On World AIDS Day, it’s vital to remember that education has a key role to play in reaching the goal of “zero new infections, zero discrimination and zero AIDS-related deaths.”
Every day, about 1,000 children are infected with HIV. Almost all of them contract the virus during their mother’s pregnancy, during childbirth or when they are being breastfed. These infections could be avoided if mothers knew more about how HIV is transmitted.
As we highlighted in the 2011 Education for All Global Monitoring Report, only 59% of mothers with no formal education surveyed in sub-Saharan Africa knew that condoms could help reduce the spread of HIV. Among mothers who had attended secondary school, however, 81% knew how important it is for their partners to use condoms. Similarly, awareness of mother-to-child transmission and the effects of anti-retroviral drugs increases with years of schooling.
Education can also help reduce adult transmission of HIV by promoting safer sexual behaviour and addressing “the structural factors that facilitate the spread of HIV, including lack of opportunity and gender inequality,” according to UNESCO’s recently published strategy for HIV and AIDS. According to another UNESCO study, sexuality education programs are not only highly effective in reducing the spread of HIV, they can also save society money. Schools are “well-positioned to provide leadership in how to talk to young people about difficult subjects like HIV & AIDS”, as UNESCO experts told Harward EdCast earlier today.
At the same time, HIV and AIDS remain strong barriers to achieving Education for All. As we highlighted in the 2010 EFA Global Monitoring Report, “Reaching the Marginalized”, children with HIV, orphaned children and children from households affected by HIV are among the children at most risk of educational marginalization. The high dropout rates associated with this disease are a major barrier to development. UNESCO’s education response to HIV/AIDS is therefore two-fold: to prevent the spread of HIV through education, and to protect the functions of the education system from the worst effects of the epidemic.
A school in a bag
A project in Malawi has shown that a more flexible approach to teaching methods and better community support could reduce school dropout in high HIV-prevalence areas in sub-Saharan Africa. Researchers found that a “school-in-a-bag” project, which more accurately identified children at risk of dropping out and provided them with a package of support, cut dropout numbers by almost half.
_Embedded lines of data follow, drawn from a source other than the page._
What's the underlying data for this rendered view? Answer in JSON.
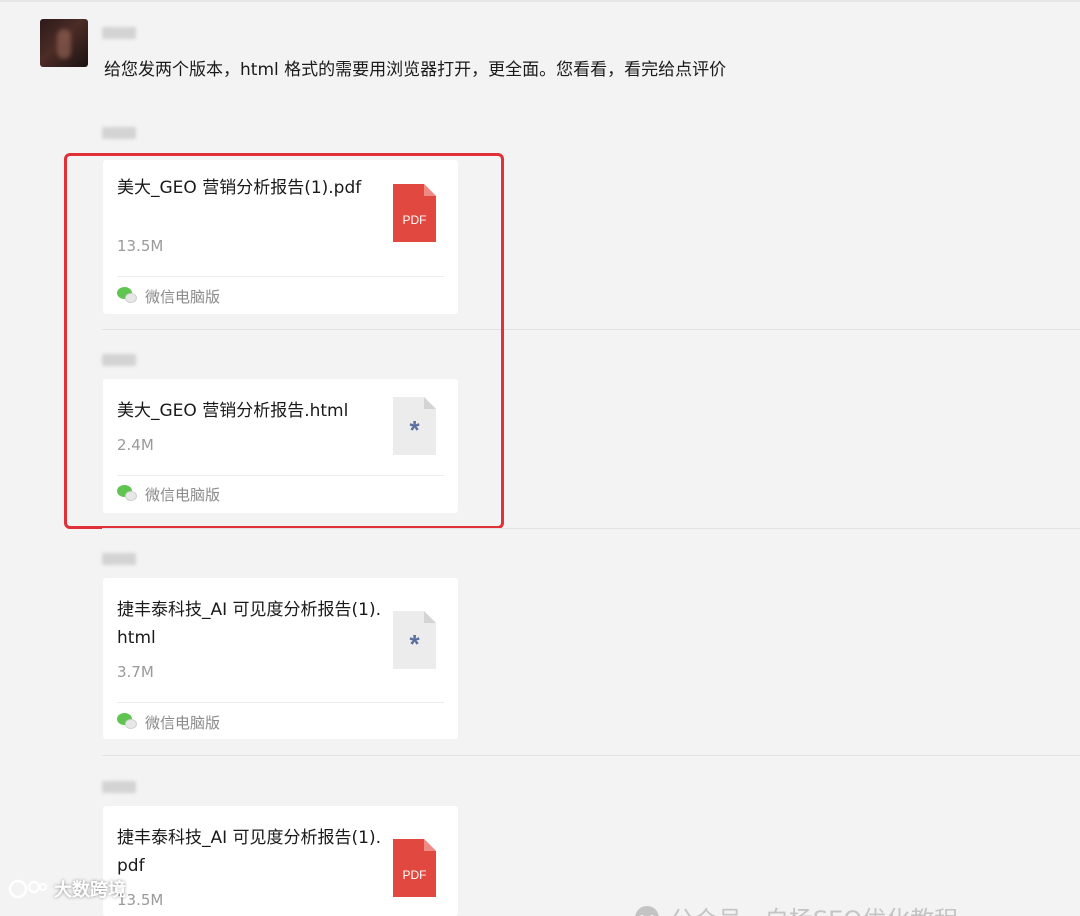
{
  "message": {
    "text": "给您发两个版本，html 格式的需要用浏览器打开，更全面。您看看，看完给点评价"
  },
  "files": [
    {
      "name": "美大_GEO 营销分析报告(1).pdf",
      "size": "13.5M",
      "type_icon": "PDF",
      "source": "微信电脑版"
    },
    {
      "name": "美大_GEO 营销分析报告.html",
      "size": "2.4M",
      "type_icon": "*",
      "source": "微信电脑版"
    },
    {
      "name": "捷丰泰科技_AI 可见度分析报告(1).html",
      "size": "3.7M",
      "type_icon": "*",
      "source": "微信电脑版"
    },
    {
      "name": "捷丰泰科技_AI 可见度分析报告(1).pdf",
      "size": "13.5M",
      "type_icon": "PDF",
      "source": ""
    }
  ],
  "watermarks": {
    "left": "大数跨境",
    "right": "公众号 · 白杨SEO优化教程"
  },
  "colors": {
    "background": "#f3f3f3",
    "card": "#ffffff",
    "pdf_red": "#e1483f",
    "highlight_red": "#e03138",
    "wechat_green": "#60c451"
  }
}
The support measures included a “school buddy” to encourage their learning and a “school-in-a-bag” pack (containing study guides, textbooks, pens and notebooks) so they could keep up with their learning outside the classroom. Weekly youth club meetings were organized where they could do their homework and get further help from youth leaders, who were given a “school-in-a-box” pack to help the children, including books, games, a football and a wind-up radio.
“Our research shows that you can break patterns of educational inequality and disadvantage if you help vulnerable children while they are still at primary school. But it requires an integrated strategy, including better teacher education and national policies”, said Professor Pat Pridmore of the Institute of Education, in London, which led the UK-funded project.